Update [22 Jun]: Here is Scott Simon of NPR’s Weekend Edition Saturday yakking with me about Bismillah and Scaramouche:

Eating Asparagus Every Day (2)

13 June, 2011

Day 64 and the end of the English asparagus season approaches, bitterly early. I have been eating the recommendations of Guardian readers and I offer my findings in a new piece headlined Tears For Spears.

“[P]eople ask coyly about the, um, after-smell. I’ll spare excess detail [but] I welcome it as a reminder of a glorious meal. Everyone’s smells, incidentally, but not everyone can smell it. It’s better to avoid picturing the medical research that led to that finding.”

The experiment is enough to give Comment Is Free users a good name.

  • If you too love either asparagus or repetition, you can watch the slideshow of the 2011 season above.
  • Recipes are either provided or linked to under the Flickr images.

Google-Proofing the Pub Quiz

1 June, 2011

060812thatched_pub.JPG

I’ve written a feature for the BBC News Magazine about how pub quizzes can survive the smartphone era.

“Text-messaging Is Destroying the Pub Quiz As We Know It, noted the Super Furry Animals in 2001. Little did they know that the pub quiz of 2011 would start with the host insisting: ‘OK, iPhones away, please. Yes, very clever – and Androids. All phones away.’

“Cheating has always been possible in pub quizzes. But while once the dishonest quizzer had to pop out to phone a friend, or wait for a text message reply, phones with fast internet access have taken cheating possibilities to a new level.”

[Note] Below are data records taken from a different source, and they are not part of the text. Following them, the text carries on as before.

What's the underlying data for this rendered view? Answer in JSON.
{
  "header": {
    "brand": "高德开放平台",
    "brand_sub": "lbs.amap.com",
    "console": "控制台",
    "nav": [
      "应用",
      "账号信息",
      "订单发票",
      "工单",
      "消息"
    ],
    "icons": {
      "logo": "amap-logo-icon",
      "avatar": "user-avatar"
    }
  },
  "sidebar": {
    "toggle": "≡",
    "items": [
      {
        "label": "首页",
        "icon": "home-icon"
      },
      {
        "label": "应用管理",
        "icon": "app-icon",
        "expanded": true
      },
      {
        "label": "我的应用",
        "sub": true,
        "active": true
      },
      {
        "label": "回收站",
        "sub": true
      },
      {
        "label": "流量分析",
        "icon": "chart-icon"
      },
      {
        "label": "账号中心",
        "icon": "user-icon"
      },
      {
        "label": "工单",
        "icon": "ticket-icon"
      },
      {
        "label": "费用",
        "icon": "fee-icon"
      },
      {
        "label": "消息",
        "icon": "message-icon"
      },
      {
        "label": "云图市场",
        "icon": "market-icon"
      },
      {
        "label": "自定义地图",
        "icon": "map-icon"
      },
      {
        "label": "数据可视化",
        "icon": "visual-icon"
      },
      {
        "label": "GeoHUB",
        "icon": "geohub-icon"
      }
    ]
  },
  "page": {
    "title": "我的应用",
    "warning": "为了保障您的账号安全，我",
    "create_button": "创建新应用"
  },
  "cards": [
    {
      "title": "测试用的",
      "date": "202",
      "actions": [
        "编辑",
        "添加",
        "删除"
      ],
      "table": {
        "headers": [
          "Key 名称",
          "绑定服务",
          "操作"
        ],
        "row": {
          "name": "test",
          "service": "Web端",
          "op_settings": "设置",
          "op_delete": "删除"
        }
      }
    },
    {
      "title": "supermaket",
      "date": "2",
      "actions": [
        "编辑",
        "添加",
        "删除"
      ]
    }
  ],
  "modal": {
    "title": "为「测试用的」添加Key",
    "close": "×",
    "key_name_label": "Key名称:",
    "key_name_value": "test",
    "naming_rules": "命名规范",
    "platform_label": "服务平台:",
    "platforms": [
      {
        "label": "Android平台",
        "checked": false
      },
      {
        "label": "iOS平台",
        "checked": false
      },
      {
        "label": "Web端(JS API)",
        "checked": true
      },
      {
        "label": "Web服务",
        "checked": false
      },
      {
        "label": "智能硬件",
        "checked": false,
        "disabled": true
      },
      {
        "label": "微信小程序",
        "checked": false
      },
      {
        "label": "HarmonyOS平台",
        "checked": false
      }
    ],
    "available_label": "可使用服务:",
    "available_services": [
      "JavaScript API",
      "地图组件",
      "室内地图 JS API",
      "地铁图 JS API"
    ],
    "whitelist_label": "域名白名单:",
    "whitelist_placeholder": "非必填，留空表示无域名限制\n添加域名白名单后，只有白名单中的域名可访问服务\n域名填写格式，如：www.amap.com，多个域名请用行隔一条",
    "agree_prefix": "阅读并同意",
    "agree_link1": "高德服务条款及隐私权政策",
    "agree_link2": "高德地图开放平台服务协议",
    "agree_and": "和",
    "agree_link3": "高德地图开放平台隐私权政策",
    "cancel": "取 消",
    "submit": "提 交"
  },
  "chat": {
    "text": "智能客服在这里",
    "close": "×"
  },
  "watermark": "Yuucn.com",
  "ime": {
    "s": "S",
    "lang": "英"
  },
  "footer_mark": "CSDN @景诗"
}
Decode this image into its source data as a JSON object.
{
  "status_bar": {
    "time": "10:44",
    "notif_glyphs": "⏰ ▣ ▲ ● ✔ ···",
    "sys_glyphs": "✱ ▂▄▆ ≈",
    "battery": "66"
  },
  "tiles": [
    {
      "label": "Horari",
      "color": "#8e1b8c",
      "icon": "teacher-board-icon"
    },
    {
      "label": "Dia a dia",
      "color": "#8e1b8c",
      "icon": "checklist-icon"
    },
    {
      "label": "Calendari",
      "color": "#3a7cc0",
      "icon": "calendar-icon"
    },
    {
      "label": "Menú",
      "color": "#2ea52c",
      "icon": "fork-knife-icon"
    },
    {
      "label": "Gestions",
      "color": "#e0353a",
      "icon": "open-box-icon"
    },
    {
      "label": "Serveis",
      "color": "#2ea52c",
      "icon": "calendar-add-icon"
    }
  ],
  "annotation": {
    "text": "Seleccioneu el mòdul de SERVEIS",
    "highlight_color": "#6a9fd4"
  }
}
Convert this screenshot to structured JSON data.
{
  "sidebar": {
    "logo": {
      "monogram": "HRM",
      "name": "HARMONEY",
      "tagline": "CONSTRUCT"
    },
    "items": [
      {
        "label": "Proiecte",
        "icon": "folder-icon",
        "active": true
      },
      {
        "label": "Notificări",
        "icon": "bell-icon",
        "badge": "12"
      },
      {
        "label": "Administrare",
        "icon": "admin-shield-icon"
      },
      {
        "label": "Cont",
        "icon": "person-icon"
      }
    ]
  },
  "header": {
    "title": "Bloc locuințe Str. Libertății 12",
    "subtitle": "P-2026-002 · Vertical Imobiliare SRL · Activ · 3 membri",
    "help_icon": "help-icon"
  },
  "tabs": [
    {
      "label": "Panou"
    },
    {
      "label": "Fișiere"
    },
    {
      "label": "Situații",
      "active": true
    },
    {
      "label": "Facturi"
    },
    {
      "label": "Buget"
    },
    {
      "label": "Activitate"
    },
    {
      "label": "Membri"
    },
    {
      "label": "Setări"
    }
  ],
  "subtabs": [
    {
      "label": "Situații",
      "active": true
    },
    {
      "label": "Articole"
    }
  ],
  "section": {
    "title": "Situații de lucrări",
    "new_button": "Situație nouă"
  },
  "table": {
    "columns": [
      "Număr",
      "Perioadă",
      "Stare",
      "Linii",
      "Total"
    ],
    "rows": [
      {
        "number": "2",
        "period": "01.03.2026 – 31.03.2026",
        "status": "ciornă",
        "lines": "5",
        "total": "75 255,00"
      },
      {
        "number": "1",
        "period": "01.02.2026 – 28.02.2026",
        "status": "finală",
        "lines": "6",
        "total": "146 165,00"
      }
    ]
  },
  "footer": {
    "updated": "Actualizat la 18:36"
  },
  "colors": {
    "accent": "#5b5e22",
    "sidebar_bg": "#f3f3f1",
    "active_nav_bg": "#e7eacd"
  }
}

  • Photo taken at Bekenscot Model Village.
  • One type of question which there wasn’t room for was the Blurred Cover. Below are four best-sellers. But what are their titles and authors?

Blurred books

Eating Asparagus Every Day (1)

11 May, 2011
Sunday 10 April: Asparagus against sky

I eat English asparagus every day in season. I have asked readers of the Guardian to help by suggesting recipes.

“I was able to avoid this punitive pricing, having heard that a pick-your-own 20 minutes from my home was planning a one-off ‘early Sunday’. Thrilling, certainly, and less than half the price of the supermarkets, but also tense. Word was sure to have spread – would the early crop be abundant enough? There were already nine other cars queueing 20 minutes before opening and the mood was edgier than a crack den in a power cut.

“Once the gate had opened and we were picking, one pensioner made the mistake of switching rows halfway. If it had been one of those farms that offers pickers miniature serrated scythes, he’d have perished among the remaining stumps.”

Update [13 Jun]: The results are in.